Covering politics, you can see a lot of ugly stories.
So it’s really wonderful when you see a story that’s about pure joy and gratitude.
President Donald Trump championed and passed criminal justice reform, the First Step Act, with bipartisan support last year.
That’s resulted in people who had sentences judged as unfair or too long being released.
Many people are familiar with the case of Alice Johnson, who Trump featured in an ad during the Super Bowl touting criminal justice reform. While Johnson was not released under the First Step Act herself, but by Trump’s direct action, her case highlighted the nature of many released under the new law.
One such case was that of Clinton Stewart, who was released in January.
A video put out by friends and family of Stewart was just released and is just starting to go viral in the wake of the pardons and clemency actions yesterday by President Donald Trump. It shows them greeting him on the road after his release, waving Trump/First Step Act signs. Stewart’s daughter introduces the video and thanks Trump for his release.
Stewart thanked all his friends and family who met him after his release. “Thank God for President Trump and the First Step Act,” Stewart said. “President Obama had an opportunity to help us out, he refused.”
Stewart, along with David A. Banks, Kendrick Barnes, Demetrius K. Harper,Gary L. Walker, and David A. Zirpolo ran an IT company that was trying to develop software to help law enforcement.
But they apparently had difficulty locking down a contract with the DHS although they had been in conversations with them and this left the company in huge debt to their creditors, employment agencies who provided them software developers and payroll services. The agencies paid the workers and IRP was supposed to pay them back.
The FBI raided them in 2004 but then sent a letter saying they wouldn’t be pursued criminally because debt was a civil matter. Despite that, the DOJ still tried to indict them in 2007, but were unsuccessful in their first effort when the grand jury declined to indict.
But because of the FBI/DOJ involvement, that made law enforcement reluctant to deal with the company which made things worse.
The DOJ tried to indict them again in 2009. This time, they were successful. Each of six men were ultimately convicted and given at least seven year sentences for charges including mail and wire fraud.
Definitely an unusual sentence for a white collar first offense. All their appeals failed to get it overturned by 2014.
Retired federal judge H. Lee Sarokin, formerly a judge with the United States Court of Appeals for the Third Circuit, took up the cause of the men and said they were innocent, that the whole theory of the case, that the men set up the company as a scam, went against all the evidence.
From Washington Post:
Sarokin noted that attempting to scam law enforcement agencies, as their sole customer, seems an unlikely target. The men all left their jobs to create the software, hired former FBI and immigration agents as consultants on the software, and made no profit from the scheme — each was paid about $50,000 per year for their work, Stewart said. “DHS doesn’t repeatedly call you if you’re running a scam,” Stewart said. He said he felt a corporate competitor interested in creating similar software pushed the feds to prosecute.

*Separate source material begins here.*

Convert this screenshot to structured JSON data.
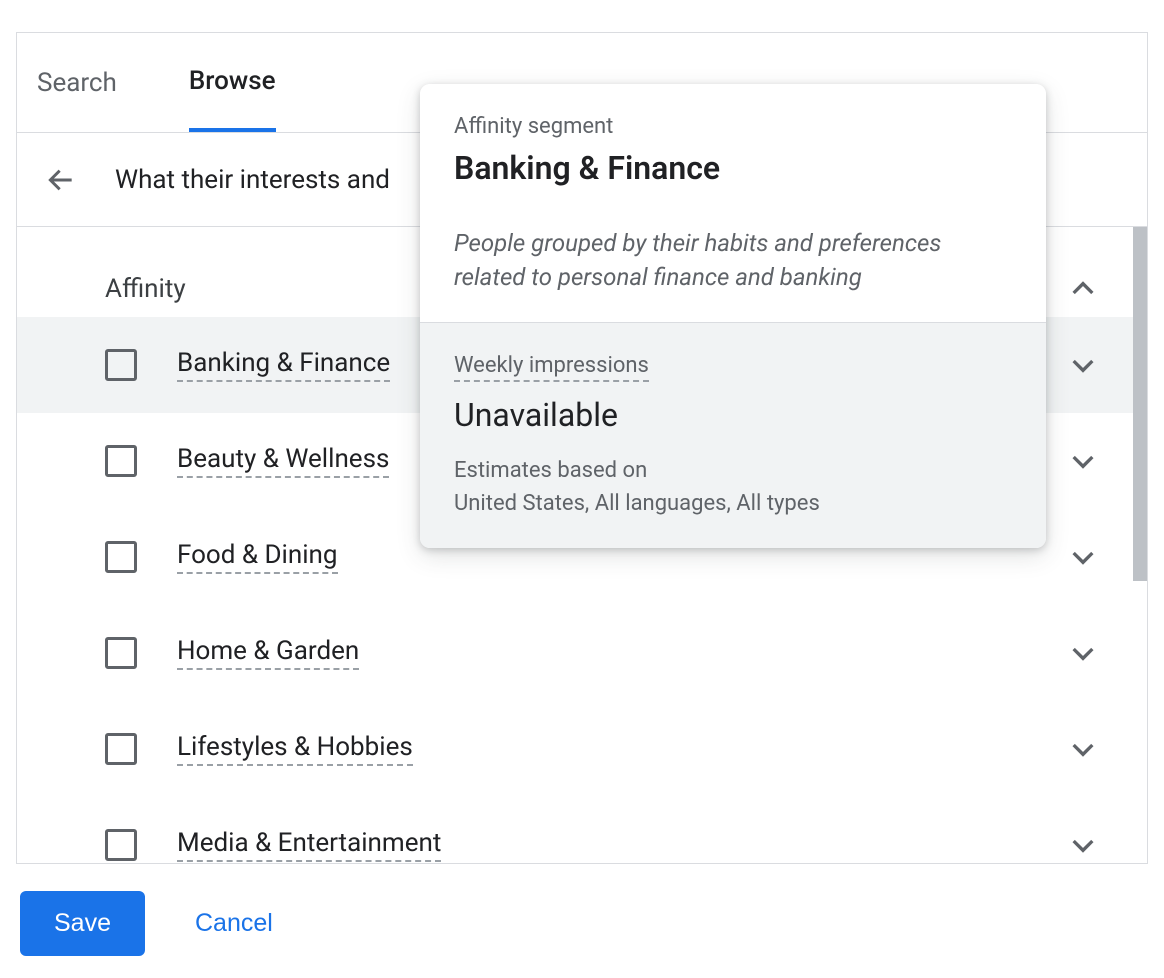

Sarokin, 91, so believed in the case, he even wrote a play about it, to highlight the injustice, and is still hoping to get justice for the men.
According to Olivia Hodges, a friend of Stewart’s for 35 years, who I spoke to for this article, all the men had no criminal histories, they are “all God fearing men that worked hard to take care of their families.” “We all grew up in church together,” she said. They all went to the same church for over 30 years, she said.
Stewart asked in the video to also remember the three men still being held.
According to Hodges, David Banks, David Zirpolo and Demetrius Harper are the three still being held. The group, A Just Cause, has been working to try to get attention to the case to help the men and works to draw attention to similar cases.